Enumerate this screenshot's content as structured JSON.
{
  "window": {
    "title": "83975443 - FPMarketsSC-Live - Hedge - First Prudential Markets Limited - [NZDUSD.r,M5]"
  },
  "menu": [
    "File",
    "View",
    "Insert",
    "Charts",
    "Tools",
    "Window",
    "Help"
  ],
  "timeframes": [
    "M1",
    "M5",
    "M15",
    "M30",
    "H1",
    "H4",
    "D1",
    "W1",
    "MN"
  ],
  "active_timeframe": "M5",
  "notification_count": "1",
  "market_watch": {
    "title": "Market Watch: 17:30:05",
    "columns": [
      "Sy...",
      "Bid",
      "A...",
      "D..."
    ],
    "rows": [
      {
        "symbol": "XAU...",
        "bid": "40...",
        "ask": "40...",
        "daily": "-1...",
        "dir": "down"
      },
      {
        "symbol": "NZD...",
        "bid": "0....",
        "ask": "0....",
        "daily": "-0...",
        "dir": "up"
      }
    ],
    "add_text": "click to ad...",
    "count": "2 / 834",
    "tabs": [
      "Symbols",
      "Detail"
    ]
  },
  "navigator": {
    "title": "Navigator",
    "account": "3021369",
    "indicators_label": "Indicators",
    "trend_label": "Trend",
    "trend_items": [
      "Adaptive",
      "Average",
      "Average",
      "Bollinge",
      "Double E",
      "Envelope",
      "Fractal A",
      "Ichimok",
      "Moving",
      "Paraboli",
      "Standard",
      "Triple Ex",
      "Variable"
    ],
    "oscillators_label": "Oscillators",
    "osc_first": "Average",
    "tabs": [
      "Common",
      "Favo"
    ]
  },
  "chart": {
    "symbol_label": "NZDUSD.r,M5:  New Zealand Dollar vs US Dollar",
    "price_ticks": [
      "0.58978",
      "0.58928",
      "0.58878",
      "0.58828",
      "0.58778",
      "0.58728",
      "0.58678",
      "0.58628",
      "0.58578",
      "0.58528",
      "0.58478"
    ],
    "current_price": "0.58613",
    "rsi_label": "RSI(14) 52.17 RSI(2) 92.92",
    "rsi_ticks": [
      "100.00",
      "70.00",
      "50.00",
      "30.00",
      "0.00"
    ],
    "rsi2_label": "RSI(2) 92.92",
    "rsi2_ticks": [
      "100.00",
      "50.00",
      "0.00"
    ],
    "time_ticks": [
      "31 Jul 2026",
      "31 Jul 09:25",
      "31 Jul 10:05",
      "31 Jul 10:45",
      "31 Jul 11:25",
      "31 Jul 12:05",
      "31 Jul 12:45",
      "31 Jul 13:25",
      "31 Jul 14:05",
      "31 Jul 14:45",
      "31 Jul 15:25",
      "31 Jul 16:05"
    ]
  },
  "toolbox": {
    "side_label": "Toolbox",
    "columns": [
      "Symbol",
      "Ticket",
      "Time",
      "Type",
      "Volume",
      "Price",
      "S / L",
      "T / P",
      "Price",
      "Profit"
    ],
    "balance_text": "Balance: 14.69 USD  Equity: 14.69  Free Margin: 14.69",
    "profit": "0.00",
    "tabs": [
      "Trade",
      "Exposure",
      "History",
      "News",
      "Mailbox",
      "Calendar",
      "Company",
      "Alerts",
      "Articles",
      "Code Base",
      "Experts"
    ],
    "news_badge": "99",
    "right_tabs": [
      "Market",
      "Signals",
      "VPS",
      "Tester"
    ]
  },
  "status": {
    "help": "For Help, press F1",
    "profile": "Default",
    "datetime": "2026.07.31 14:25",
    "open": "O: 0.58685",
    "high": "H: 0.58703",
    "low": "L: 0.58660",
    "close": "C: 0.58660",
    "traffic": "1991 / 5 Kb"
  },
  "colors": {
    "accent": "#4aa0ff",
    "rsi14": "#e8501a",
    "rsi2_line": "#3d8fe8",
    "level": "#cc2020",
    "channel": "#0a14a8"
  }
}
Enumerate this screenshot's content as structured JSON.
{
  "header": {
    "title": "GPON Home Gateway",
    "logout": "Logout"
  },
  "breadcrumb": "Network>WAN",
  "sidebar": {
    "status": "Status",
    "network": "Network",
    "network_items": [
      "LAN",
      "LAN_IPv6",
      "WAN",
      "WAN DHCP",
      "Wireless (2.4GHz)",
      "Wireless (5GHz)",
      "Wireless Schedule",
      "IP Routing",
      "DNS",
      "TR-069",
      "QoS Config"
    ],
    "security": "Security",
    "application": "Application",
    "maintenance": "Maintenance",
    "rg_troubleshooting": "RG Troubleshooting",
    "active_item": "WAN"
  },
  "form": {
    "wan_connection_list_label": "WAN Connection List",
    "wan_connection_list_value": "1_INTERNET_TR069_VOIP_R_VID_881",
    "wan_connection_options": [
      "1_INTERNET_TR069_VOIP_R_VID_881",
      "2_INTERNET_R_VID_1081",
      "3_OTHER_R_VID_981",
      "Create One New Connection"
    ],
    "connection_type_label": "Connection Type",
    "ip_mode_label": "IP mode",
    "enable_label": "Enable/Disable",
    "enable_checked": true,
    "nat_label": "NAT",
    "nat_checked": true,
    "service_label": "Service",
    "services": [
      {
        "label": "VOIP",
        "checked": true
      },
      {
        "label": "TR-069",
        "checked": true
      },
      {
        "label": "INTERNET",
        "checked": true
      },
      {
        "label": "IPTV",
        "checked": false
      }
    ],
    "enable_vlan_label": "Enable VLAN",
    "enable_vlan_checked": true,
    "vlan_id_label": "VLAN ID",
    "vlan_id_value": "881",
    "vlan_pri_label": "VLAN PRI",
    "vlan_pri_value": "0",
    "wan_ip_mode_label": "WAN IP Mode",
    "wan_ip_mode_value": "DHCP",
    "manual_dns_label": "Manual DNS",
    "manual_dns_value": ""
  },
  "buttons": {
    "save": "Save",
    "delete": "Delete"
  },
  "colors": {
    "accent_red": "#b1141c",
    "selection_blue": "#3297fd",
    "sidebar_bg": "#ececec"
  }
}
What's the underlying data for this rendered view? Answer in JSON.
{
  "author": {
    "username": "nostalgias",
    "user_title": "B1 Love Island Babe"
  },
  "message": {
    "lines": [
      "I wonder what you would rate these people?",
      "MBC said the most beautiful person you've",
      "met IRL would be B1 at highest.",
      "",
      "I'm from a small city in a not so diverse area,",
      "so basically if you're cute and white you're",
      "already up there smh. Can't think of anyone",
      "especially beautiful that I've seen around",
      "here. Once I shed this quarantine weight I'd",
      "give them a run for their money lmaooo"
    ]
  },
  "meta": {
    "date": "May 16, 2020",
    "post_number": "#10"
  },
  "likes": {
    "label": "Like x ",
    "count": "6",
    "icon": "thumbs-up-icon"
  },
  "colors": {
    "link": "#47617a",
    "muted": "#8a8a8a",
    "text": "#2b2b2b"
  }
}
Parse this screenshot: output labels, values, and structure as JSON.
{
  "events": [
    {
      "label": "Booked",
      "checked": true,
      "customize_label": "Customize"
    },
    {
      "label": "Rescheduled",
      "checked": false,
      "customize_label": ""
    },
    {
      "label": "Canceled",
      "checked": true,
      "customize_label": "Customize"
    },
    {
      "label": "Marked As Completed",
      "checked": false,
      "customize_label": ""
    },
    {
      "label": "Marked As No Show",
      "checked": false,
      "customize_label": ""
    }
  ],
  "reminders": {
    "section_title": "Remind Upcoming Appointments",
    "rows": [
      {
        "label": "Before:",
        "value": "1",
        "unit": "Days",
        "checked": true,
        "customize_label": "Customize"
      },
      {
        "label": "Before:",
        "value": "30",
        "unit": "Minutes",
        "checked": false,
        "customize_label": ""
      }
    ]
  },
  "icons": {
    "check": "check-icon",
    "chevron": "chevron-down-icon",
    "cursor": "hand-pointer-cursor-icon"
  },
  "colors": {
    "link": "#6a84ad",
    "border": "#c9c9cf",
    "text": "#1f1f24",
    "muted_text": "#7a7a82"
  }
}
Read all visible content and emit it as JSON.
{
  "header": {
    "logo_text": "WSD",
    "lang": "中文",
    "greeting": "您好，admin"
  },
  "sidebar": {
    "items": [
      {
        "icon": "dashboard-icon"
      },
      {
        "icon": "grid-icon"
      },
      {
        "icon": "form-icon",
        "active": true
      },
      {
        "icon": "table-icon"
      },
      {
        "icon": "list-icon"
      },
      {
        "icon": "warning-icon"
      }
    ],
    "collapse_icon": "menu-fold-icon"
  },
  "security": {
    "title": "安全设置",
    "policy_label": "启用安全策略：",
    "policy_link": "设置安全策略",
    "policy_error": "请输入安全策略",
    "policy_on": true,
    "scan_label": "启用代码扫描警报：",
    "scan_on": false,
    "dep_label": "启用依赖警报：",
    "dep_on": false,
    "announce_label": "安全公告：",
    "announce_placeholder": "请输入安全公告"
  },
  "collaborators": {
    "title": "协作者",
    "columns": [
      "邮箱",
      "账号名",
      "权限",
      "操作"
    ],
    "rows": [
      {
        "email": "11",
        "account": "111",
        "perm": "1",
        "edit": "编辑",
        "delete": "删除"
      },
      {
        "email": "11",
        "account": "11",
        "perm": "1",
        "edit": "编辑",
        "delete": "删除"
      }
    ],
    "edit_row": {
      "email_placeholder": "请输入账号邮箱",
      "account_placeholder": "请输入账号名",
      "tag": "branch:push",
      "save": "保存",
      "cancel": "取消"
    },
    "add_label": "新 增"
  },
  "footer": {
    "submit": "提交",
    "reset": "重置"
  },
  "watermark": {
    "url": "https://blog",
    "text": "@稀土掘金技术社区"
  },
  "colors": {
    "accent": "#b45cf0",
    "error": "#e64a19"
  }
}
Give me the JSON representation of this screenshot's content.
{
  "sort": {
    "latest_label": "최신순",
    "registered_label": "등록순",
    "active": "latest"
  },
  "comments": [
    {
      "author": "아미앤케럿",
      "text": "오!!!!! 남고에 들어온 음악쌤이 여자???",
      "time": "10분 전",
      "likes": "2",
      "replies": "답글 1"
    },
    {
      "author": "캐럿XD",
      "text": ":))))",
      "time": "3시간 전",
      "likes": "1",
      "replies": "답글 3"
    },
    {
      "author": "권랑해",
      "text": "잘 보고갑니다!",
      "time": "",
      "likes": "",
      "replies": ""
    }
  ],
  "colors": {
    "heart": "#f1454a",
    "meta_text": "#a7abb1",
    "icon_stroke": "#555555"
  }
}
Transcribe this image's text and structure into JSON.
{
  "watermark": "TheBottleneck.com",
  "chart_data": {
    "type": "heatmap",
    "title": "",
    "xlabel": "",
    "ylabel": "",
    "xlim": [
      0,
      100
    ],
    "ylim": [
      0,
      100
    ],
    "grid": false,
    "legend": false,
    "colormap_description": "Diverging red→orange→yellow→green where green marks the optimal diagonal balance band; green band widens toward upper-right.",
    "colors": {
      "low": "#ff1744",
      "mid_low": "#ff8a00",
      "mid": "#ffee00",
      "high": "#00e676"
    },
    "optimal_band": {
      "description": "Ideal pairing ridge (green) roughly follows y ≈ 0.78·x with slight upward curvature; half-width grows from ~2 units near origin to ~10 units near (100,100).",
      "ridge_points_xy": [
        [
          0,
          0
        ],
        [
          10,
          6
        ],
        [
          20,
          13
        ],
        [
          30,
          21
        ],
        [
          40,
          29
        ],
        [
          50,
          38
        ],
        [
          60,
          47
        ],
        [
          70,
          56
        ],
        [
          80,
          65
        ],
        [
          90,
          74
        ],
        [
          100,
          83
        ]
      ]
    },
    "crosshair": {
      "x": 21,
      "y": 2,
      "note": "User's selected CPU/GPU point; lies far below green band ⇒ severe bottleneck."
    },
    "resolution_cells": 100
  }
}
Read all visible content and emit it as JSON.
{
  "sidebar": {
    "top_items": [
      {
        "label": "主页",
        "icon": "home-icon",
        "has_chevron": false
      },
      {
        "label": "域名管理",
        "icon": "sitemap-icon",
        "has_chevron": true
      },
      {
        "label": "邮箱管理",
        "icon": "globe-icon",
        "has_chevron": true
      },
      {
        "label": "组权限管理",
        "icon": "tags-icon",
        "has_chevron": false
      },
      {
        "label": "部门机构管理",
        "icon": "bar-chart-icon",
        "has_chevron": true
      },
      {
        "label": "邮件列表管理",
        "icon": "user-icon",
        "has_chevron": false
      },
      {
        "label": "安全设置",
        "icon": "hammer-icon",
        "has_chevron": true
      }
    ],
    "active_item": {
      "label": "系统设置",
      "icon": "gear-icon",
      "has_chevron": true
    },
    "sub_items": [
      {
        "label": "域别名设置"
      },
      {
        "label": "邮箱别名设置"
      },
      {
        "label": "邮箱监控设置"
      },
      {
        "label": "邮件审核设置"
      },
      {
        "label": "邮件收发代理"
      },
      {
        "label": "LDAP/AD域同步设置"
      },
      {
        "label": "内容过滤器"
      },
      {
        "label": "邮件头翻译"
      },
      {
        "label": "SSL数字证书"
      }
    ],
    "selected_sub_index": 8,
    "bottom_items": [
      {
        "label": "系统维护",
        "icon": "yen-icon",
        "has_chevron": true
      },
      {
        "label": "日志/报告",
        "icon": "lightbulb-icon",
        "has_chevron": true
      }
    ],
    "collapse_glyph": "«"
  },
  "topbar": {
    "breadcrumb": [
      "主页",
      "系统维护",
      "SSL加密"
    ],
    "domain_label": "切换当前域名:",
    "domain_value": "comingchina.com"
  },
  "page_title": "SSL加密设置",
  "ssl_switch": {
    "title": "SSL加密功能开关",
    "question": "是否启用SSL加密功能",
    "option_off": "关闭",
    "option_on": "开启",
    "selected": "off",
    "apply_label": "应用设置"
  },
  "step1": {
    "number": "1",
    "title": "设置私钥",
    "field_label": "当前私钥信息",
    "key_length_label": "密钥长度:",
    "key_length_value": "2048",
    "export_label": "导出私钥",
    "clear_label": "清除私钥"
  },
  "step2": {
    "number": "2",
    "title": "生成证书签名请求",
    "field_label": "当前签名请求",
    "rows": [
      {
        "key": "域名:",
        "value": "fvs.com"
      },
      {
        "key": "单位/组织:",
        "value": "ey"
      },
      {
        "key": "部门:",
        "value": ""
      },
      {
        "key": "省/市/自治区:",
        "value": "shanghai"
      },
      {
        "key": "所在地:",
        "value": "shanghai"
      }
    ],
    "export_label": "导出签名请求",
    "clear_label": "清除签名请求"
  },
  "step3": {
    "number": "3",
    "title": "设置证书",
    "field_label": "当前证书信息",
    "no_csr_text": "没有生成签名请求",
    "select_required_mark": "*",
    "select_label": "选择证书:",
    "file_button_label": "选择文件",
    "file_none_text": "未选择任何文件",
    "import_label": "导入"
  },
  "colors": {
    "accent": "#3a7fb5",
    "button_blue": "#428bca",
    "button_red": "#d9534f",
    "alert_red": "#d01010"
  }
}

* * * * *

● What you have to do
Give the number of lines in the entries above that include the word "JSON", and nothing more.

● Result of the task
8